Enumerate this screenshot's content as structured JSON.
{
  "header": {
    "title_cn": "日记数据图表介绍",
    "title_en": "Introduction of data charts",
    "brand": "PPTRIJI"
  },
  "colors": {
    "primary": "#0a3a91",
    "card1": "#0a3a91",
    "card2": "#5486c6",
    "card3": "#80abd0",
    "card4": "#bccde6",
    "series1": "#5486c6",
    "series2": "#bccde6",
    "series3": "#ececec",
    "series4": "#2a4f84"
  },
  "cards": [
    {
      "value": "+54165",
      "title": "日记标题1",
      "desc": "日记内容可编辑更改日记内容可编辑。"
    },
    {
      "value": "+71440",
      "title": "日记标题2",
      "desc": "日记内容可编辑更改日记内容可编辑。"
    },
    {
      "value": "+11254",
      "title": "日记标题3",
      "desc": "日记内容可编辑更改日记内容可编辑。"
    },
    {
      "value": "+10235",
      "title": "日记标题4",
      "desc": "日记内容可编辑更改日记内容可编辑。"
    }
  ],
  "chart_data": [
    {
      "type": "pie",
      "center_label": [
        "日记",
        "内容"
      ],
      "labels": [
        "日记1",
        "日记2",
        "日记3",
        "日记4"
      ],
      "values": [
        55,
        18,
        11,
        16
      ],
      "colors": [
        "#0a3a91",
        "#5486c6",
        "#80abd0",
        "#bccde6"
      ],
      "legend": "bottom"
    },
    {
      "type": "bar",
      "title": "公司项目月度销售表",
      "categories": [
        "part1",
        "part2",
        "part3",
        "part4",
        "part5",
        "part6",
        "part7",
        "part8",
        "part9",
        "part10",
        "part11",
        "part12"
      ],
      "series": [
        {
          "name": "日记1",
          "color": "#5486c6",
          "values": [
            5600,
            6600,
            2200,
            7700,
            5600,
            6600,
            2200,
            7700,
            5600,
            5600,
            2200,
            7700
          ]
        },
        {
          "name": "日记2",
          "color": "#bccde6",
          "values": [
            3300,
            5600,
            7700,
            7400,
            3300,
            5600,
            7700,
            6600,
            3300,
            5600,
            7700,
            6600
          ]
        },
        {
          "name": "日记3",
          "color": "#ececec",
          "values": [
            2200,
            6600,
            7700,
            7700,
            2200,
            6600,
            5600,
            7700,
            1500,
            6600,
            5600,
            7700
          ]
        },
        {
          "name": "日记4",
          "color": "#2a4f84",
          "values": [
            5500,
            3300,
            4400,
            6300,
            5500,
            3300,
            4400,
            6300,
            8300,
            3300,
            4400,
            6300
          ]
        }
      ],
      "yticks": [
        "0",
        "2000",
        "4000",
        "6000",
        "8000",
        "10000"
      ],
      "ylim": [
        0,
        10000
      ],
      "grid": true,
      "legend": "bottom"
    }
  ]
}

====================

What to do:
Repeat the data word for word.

Result for this exercise:
Enumerate this screenshot's content as structured JSON.
{
  "header": {
    "title_cn": "日记数据图表介绍",
    "title_en": "Introduction of data charts",
    "brand": "PPTRIJI"
  },
  "colors": {
    "primary": "#0a3a91",
    "card1": "#0a3a91",
    "card2": "#5486c6",
    "card3": "#80abd0",
    "card4": "#bccde6",
    "series1": "#5486c6",
    "series2": "#bccde6",
    "series3": "#ececec",
    "series4": "#2a4f84"
  },
  "cards": [
    {
      "value": "+54165",
      "title": "日记标题1",
      "desc": "日记内容可编辑更改日记内容可编辑。"
    },
    {
      "value": "+71440",
      "title": "日记标题2",
      "desc": "日记内容可编辑更改日记内容可编辑。"
    },
    {
      "value": "+11254",
      "title": "日记标题3",
      "desc": "日记内容可编辑更改日记内容可编辑。"
    },
    {
      "value": "+10235",
      "title": "日记标题4",
      "desc": "日记内容可编辑更改日记内容可编辑。"
    }
  ],
  "chart_data": [
    {
      "type": "pie",
      "center_label": [
        "日记",
        "内容"
      ],
      "labels": [
        "日记1",
        "日记2",
        "日记3",
        "日记4"
      ],
      "values": [
        55,
        18,
        11,
        16
      ],
      "colors": [
        "#0a3a91",
        "#5486c6",
        "#80abd0",
        "#bccde6"
      ],
      "legend": "bottom"
    },
    {
      "type": "bar",
      "title": "公司项目月度销售表",
      "categories": [
        "part1",
        "part2",
        "part3",
        "part4",
        "part5",
        "part6",
        "part7",
        "part8",
        "part9",
        "part10",
        "part11",
        "part12"
      ],
      "series": [
        {
          "name": "日记1",
          "color": "#5486c6",
          "values": [
            5600,
            6600,
            2200,
            7700,
            5600,
            6600,
            2200,
            7700,
            5600,
            5600,
            2200,
            7700
          ]
        },
        {
          "name": "日记2",
          "color": "#bccde6",
          "values": [
            3300,
            5600,
            7700,
            7400,
            3300,
            5600,
            7700,
            6600,
            3300,
            5600,
            7700,
            6600
          ]
        },
        {
          "name": "日记3",
          "color": "#ececec",
          "values": [
            2200,
            6600,
            7700,
            7700,
            2200,
            6600,
            5600,
            7700,
            1500,
            6600,
            5600,
            7700
          ]
        },
        {
          "name": "日记4",
          "color": "#2a4f84",
          "values": [
            5500,
            3300,
            4400,
            6300,
            5500,
            3300,
            4400,
            6300,
            8300,
            3300,
            4400,
            6300
          ]
        }
      ],
      "yticks": [
        "0",
        "2000",
        "4000",
        "6000",
        "8000",
        "10000"
      ],
      "ylim": [
        0,
        10000
      ],
      "grid": true,
      "legend": "bottom"
    }
  ]
}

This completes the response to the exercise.